Here’s why I think Morocco is just about the best destination in the world right now. Apart from the guaranteed sunshine (especially useful in Winter/Spring), the rich, exotic, hugely beguiling architectural and cultural heritage, the often very decent, distinctive cuisine, the good infrastructure, the friendly people with whom you can easily converse in your schoolboy French, the beaches, deserts, cities and mountains, and the fact that it’s only three and half hours’ flight from London, what I love above all is this: finally you can become one of those people.
I mean those beautiful people I mentioned earlier, like the ones I saw photographed in a coffee table book of Morocco in the 1970s in the gift shop at the Jardin Majorelle: the ones who were besties with Yves St Laurent or Christopher Gibbs or Mick Jagger or Jimi Hendrix and got to hang out with them in their pads in Tangier or Essaouira or Fez or Marrakech and lives like a cross between Brideshead Revisited and the Arabian Nights, in the days when only the really privileged could do that kind of thing. Louche and decadent, yet cultured and chic; cushioned from the horrors of the real world in their fantastically lovely riads with nothing to do all day but sip freshly squeezed orange juice and Moroccan tea, and sprawl by the pool in gardens bright with sinuous rills where blossom many an incense bearing tree…
Well in Marrakech today you can do all that too. There’s now a superabundance of riads and boutique hotels where you can have exactly that experience. We visited two of them, they were the perfect combination – one 20 miles out of town in the countryside, one in the suburb of Marrakech known as La Palmeraie because of all the palms – and I recommend them both hugely.
First Kasbah Angour, the place I mentioned at the beginning. This is a fortress-like structure, perched on a hill with gorgeous views of the snow-capped High Atlas mountains in the distance, and sits near Toubkal National Park which you can easily reach by foot from the hotel. It’s a great base from which to begin guided walking or jeep expeditions into the mountains, with gorgeous landscaped gardens and a pool in which to chill and recover from the day’s exertions.
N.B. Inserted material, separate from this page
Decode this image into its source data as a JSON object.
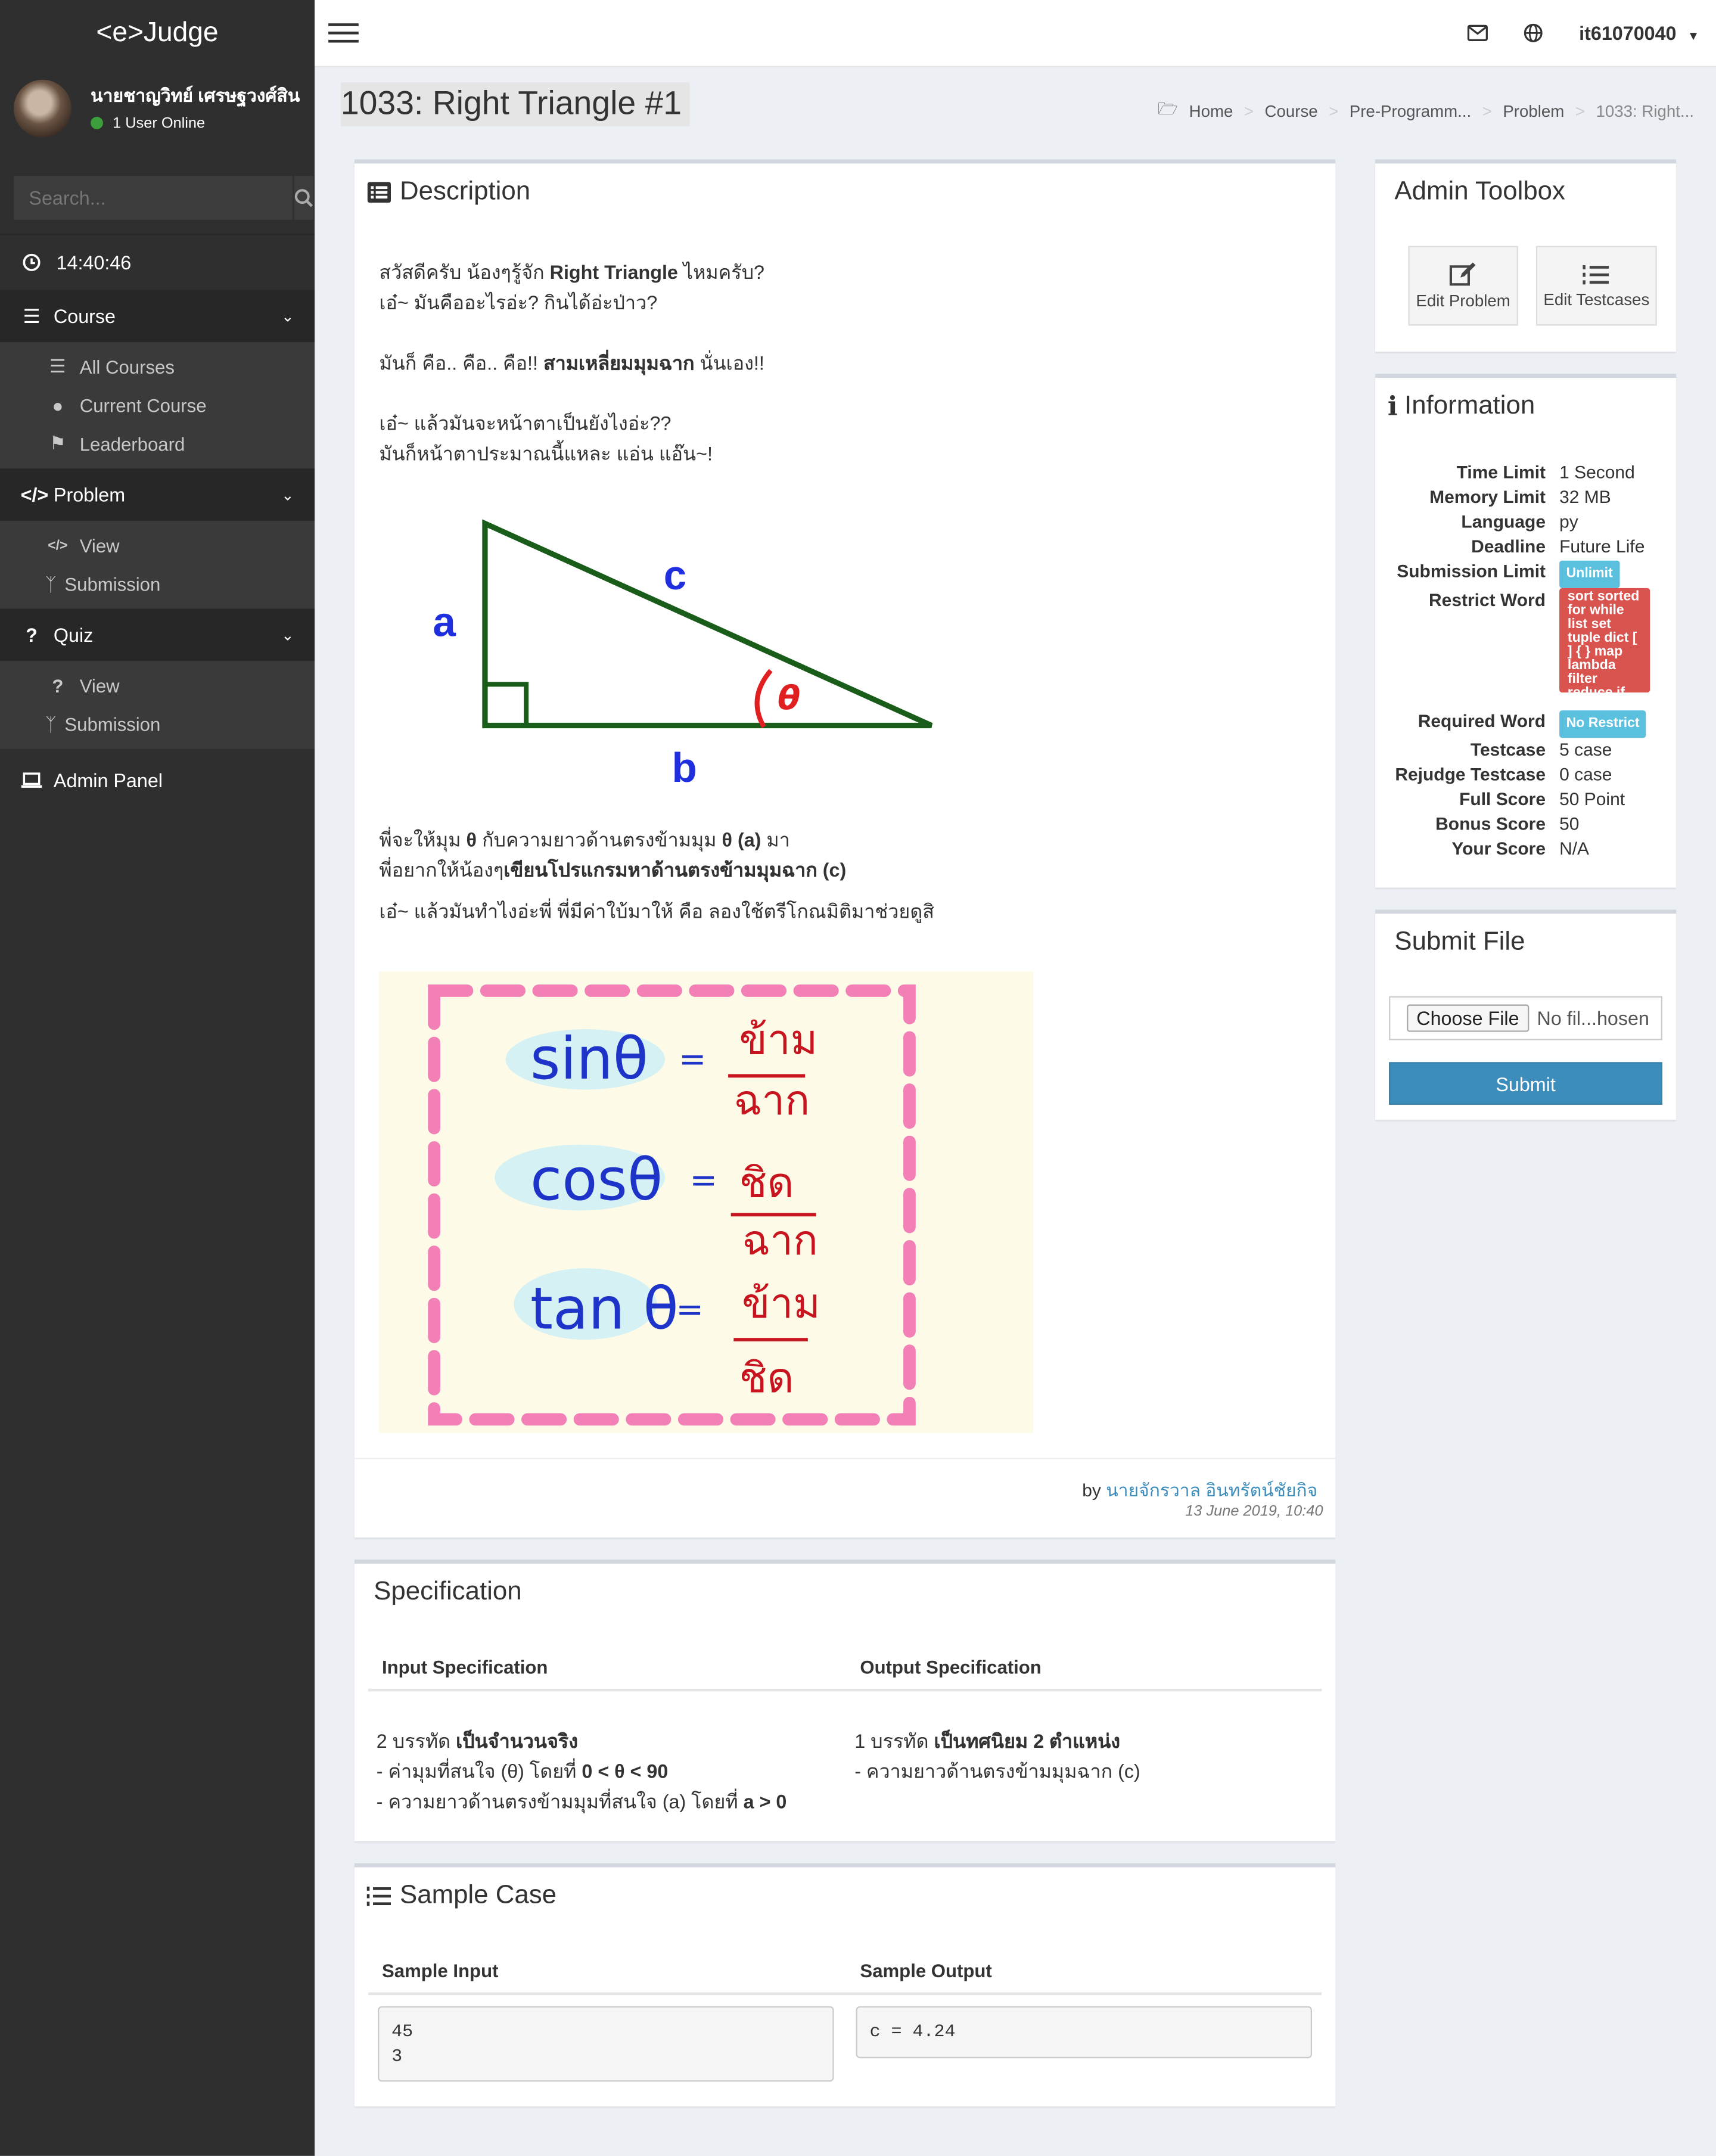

And the surrounding countryside is idyllic.
One day, the Fawn and I ambled without a guide through a nearby village into olive groves where Berber women tended their flocks of sheep – the leading sheep hobbled with rope – and we followed the course of a shallow river to a magical grove of silver birches, while bulbuls chirrupped about us in the trees. We were the only tourists for miles, or so it felt. I’d definitely go back.
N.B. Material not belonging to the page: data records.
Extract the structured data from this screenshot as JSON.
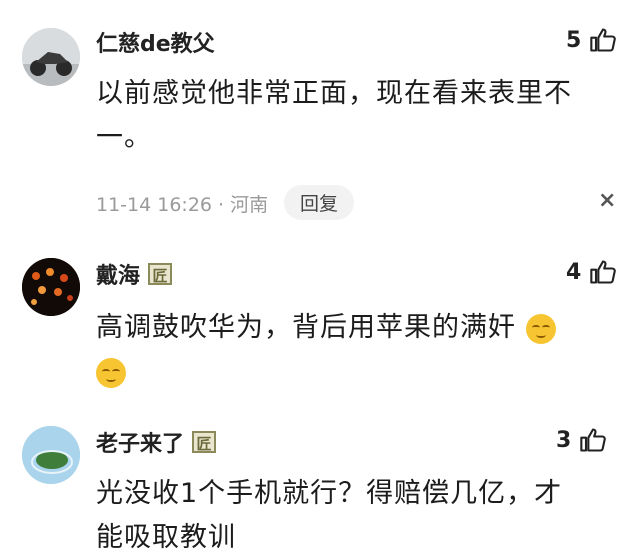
{
  "comments": [
    {
      "username": "仁慈de教父",
      "likes": "5",
      "text_line1": "以前感觉他非常正面，现在看来表里不",
      "text_line2": "一。",
      "meta": "11-14 16:26 · 河南",
      "reply_label": "回复",
      "close_label": "×"
    },
    {
      "username": "戴海",
      "likes": "4",
      "text_line1": "高调鼓吹华为，背后用苹果的满奸"
    },
    {
      "username": "老子来了",
      "likes": "3",
      "text_line1": "光没收1个手机就行？得赔偿几亿，才",
      "text_line2": "能吸取教训"
    }
  ],
  "badge_label": "匠",
  "icons": {
    "like": "thumbs-up-icon",
    "emoji": "smirk-emoji-icon"
  }
}
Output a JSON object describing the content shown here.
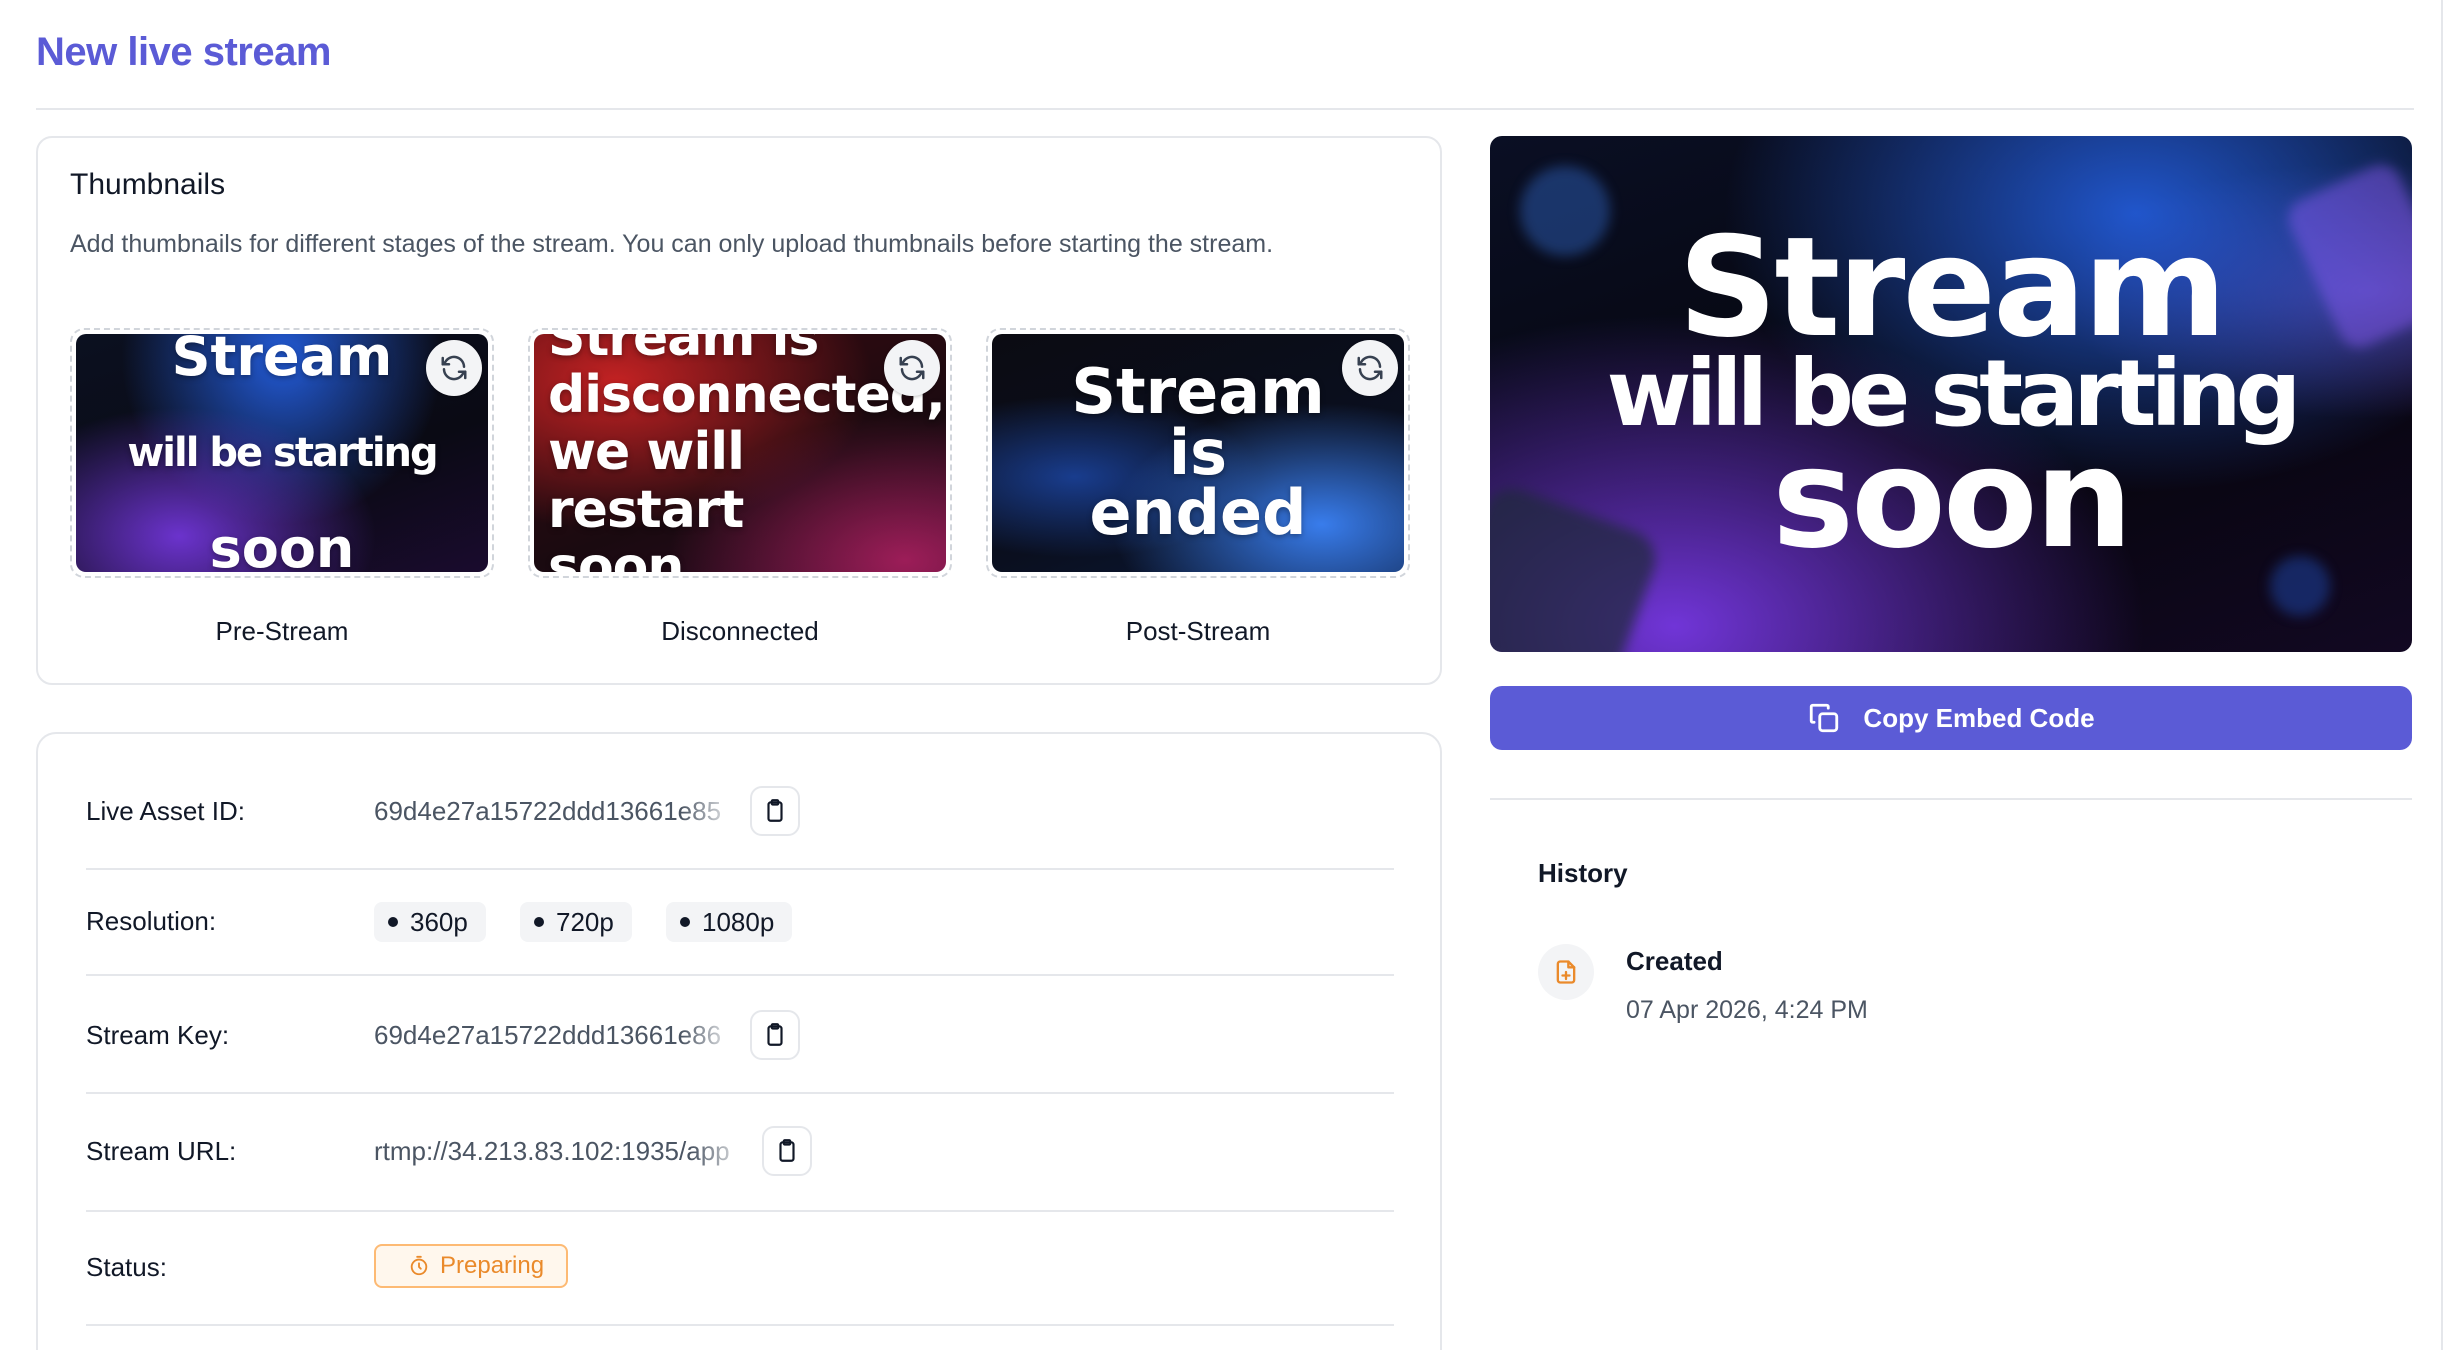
{
  "page": {
    "title": "New live stream"
  },
  "thumbnails": {
    "heading": "Thumbnails",
    "description": "Add thumbnails for different stages of the stream. You can only upload thumbnails before starting the stream.",
    "items": [
      {
        "label": "Pre-Stream",
        "image_text_big": "Stream",
        "image_text_small": "will be starting",
        "image_text_end": "soon"
      },
      {
        "label": "Disconnected",
        "image_text": "Stream is\ndisconnected,\nwe will restart\nsoon."
      },
      {
        "label": "Post-Stream",
        "image_text": "Stream\nis\nended"
      }
    ]
  },
  "details": {
    "live_asset_id": {
      "label": "Live Asset ID:",
      "value": "69d4e27a15722ddd13661e85"
    },
    "resolution": {
      "label": "Resolution:",
      "options": [
        "360p",
        "720p",
        "1080p"
      ]
    },
    "stream_key": {
      "label": "Stream Key:",
      "value": "69d4e27a15722ddd13661e86"
    },
    "stream_url": {
      "label": "Stream URL:",
      "value": "rtmp://34.213.83.102:1935/app"
    },
    "status": {
      "label": "Status:",
      "value": "Preparing",
      "color": "#ea8a2b"
    }
  },
  "preview": {
    "line1": "Stream",
    "line2": "will be starting",
    "line3": "soon"
  },
  "embed": {
    "button_label": "Copy Embed Code",
    "accent": "#5b5bd6"
  },
  "history": {
    "title": "History",
    "events": [
      {
        "event": "Created",
        "time": "07 Apr 2026, 4:24 PM",
        "icon": "file-plus-icon"
      }
    ]
  }
}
Our second stop, was Jnane Tamsna, the property of Oxford ethno-botanist Gary Martin and his French Senegalese designer wife Meryanne Loum-Martin, so, as you may imagine, both the lush gardens abundant with sweet scents and unusual specimens and the interiors are stunning. There are five pools and a tennis court dotted around the estate and you don’t really feel like you’re at a hotel, more like a house guest at rich friend’s pad. The main problem with Jnane Tamsna is that it’s so chilled you may feel disinclined to do any tourism. It’s not helped by the fact that the food, especially dinner – Med-Moroccan fusion dishes made with produce from the organic gardens, is easily the match for anything you’ll find in town. Mind you, the great thing about Marrakech is that apart from the Jardin Majorelle, the Secret Garden, and a couple of old palaces (if you can be bothered), there’s really not a lot you have to see. Next time I go there – and I will go back, it’s that good – I’m just going to spend the whole time by the pool with a book. Why not? It’s a holiday not a cultural A level.